The Gaia theory was first introduced in 1979 by James Lovelock in his book Gaia a New Look at Life on Earth. The basic idea is that the earth is a self-regulating entity. While the theory was a scientific one, it launched a new pantheism religion known as Gaia worship or Gaianism, whose practitioners are known as Gaians. While Gaia worship is not new and Gaia is the oldest divine being who dates back to prehistoric times, the concepts of this religion are. For example, Gaianism is monotheistic while Gaia worshipers of the past were polytheists. Central to both the Gaia theory and the beliefs of Gaian is the concept that the earth is a self-aware being that is able to self-regulate. The relationship between the earth and Gaia is that of your body and you. The Gaians believe that this is their goddess. Many of the core concepts of this fringe pagan group stem from the Gaia theory or are directly linked to it. The three core concepts of Gaianism are honor the earth, reduce human impact on the earth, and be respectful of life in all forms and of the systems that support them.

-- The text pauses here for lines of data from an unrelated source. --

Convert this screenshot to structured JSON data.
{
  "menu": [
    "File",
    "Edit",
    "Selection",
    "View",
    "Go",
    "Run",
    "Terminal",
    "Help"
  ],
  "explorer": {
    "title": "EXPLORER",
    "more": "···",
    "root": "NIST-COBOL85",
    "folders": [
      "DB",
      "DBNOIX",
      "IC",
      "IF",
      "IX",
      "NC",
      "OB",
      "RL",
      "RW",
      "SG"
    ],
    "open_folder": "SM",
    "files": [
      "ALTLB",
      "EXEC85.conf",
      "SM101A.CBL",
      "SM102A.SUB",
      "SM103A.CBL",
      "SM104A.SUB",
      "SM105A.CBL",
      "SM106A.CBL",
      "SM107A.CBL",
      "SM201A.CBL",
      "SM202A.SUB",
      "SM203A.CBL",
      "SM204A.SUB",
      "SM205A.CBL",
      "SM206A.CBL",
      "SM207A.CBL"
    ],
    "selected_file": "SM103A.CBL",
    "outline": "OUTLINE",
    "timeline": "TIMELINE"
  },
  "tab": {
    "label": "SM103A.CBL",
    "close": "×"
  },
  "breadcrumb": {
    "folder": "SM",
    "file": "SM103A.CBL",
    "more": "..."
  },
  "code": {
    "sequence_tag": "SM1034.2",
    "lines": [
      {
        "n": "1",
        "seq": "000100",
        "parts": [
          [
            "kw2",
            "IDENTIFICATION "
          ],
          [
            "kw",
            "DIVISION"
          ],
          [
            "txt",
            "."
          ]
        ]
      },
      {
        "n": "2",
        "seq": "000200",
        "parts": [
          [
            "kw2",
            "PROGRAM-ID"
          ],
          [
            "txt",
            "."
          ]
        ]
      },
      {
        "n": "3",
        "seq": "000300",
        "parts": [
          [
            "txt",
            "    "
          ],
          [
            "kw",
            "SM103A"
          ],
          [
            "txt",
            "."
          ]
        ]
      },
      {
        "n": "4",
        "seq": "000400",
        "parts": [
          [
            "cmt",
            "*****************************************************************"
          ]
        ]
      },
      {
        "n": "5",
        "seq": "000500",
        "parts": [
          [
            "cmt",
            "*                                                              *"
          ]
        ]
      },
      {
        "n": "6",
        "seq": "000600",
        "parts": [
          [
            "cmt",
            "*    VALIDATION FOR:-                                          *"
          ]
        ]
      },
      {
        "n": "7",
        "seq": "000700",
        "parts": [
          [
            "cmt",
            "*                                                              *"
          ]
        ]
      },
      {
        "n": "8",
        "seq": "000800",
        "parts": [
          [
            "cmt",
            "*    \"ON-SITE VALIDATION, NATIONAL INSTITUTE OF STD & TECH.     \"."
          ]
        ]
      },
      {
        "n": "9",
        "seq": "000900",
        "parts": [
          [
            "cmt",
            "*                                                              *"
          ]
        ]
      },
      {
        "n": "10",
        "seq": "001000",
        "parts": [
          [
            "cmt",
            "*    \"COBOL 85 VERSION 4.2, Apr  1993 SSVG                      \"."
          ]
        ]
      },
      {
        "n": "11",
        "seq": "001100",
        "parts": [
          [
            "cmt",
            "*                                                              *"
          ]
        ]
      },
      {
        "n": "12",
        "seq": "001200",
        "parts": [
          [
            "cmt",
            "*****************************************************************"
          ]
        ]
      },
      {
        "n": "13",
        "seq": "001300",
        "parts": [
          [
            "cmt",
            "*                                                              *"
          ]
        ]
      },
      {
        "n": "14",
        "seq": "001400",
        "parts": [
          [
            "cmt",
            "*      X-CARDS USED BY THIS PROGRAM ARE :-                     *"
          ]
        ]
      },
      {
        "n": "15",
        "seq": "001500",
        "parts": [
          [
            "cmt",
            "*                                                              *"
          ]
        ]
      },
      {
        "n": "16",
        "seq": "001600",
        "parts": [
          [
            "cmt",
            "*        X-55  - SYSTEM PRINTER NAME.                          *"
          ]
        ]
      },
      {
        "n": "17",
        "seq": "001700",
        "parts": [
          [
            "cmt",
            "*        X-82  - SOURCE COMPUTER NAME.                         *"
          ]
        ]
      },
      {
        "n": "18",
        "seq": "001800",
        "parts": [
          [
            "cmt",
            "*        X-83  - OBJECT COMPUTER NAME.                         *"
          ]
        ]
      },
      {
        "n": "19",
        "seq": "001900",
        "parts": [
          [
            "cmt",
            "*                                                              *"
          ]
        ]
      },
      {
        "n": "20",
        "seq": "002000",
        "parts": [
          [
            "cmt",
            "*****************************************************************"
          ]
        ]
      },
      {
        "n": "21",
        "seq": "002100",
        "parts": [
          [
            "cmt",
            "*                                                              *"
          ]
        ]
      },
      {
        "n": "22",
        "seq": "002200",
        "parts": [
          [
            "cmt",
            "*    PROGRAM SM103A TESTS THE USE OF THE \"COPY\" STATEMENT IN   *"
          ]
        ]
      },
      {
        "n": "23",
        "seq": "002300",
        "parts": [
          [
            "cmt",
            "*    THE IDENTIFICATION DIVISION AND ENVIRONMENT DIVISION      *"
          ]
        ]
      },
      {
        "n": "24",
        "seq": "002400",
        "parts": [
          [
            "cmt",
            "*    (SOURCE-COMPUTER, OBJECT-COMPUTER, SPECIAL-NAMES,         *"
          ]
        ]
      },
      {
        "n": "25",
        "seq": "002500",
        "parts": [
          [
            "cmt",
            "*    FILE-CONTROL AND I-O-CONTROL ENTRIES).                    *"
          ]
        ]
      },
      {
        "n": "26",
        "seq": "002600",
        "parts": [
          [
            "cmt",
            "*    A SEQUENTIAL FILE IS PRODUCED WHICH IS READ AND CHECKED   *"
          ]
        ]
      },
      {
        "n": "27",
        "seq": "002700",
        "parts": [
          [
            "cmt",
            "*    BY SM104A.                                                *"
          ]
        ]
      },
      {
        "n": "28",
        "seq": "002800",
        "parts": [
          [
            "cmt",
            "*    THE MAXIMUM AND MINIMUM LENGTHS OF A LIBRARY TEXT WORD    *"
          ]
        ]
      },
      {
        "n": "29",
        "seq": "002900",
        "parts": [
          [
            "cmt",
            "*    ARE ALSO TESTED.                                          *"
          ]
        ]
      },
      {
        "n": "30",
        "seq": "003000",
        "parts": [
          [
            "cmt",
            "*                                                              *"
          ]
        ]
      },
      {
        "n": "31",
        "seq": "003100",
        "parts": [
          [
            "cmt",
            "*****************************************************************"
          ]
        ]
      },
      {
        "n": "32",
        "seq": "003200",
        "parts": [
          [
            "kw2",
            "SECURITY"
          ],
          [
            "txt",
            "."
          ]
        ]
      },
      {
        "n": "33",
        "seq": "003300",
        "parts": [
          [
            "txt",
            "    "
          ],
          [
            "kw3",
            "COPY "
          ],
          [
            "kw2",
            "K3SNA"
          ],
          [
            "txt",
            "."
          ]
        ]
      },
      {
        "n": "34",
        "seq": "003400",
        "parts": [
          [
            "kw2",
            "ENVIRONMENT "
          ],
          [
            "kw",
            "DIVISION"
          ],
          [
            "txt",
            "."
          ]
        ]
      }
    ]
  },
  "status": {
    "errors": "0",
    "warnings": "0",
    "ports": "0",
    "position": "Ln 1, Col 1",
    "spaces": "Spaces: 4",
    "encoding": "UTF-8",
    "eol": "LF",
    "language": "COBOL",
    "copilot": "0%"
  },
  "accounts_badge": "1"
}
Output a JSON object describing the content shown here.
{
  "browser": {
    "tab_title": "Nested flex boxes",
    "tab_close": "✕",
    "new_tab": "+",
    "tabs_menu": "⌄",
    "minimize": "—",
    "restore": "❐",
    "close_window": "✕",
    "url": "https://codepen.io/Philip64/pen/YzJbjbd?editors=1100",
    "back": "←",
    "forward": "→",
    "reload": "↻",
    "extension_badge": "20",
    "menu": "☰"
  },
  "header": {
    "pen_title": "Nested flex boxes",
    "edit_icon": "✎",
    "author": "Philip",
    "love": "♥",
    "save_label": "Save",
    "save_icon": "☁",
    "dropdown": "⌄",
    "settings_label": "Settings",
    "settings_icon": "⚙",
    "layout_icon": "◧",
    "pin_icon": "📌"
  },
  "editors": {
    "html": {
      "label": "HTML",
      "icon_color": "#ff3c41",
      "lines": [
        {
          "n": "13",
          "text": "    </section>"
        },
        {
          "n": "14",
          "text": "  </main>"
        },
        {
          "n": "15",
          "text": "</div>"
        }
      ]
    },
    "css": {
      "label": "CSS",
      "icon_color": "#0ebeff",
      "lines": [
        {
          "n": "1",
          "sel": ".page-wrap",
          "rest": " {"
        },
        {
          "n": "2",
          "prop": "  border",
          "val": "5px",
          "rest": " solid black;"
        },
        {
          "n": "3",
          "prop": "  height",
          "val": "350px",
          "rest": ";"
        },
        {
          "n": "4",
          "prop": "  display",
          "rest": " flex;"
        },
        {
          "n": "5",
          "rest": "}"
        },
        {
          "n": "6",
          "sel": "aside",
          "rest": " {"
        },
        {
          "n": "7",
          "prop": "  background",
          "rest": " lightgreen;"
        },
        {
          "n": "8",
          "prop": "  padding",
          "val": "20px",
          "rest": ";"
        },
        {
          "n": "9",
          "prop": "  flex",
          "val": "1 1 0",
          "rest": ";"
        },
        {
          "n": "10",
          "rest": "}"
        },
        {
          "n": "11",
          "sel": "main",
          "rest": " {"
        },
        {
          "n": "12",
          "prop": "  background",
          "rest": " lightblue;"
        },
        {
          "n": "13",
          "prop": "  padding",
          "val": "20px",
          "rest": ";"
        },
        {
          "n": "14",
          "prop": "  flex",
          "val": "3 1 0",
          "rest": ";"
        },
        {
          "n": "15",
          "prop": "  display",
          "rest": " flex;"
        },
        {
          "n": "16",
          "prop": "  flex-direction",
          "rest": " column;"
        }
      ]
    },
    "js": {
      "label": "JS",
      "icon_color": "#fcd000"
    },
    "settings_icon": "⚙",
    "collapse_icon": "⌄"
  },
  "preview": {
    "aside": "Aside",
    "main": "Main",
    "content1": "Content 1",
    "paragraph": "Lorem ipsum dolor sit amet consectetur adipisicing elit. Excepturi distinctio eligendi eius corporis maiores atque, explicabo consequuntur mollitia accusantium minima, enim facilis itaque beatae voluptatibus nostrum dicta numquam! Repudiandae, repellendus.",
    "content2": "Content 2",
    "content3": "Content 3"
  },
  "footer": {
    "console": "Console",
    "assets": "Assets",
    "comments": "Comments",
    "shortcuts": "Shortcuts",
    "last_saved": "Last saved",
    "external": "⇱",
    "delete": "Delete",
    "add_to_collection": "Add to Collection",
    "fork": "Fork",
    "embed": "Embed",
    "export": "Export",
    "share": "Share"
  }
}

The religion tends to be much unorganized due to the nature of pagan religions. There is a very negative cultural associated with the word pagan, therefore, many pagans prefer not to state their religion. In addition, those who have not heard of the religion obviously will not follow it. Since it is not that popular not many people have heard of Gaianism. However, the most organized group of Gaianism developed from a Wicca coven in New York City. This group called themselves Gaia Group, but was created from Coven of Caerlleuad (Castle of the Moon) in August of 1983. This group saw that other Wicca groups were changing to have more future thinking outlook rather than trying to preserve the traditions of the past. The group saw this as holding them back due to the fact the negative views of Wicca are based mostly on their past practices. The group also saw the belief systems of the past as no longer relevant. In order to make the religion more universally accepted they replaced welsh traditions and gods with an ethic focused on Gaia. The group focuses on the ideals of repairing this world and the fact that we are members of a larger community. They took part in many protests and had a strong emphasis on community service. Unfortunately, the group disbanded in 1998.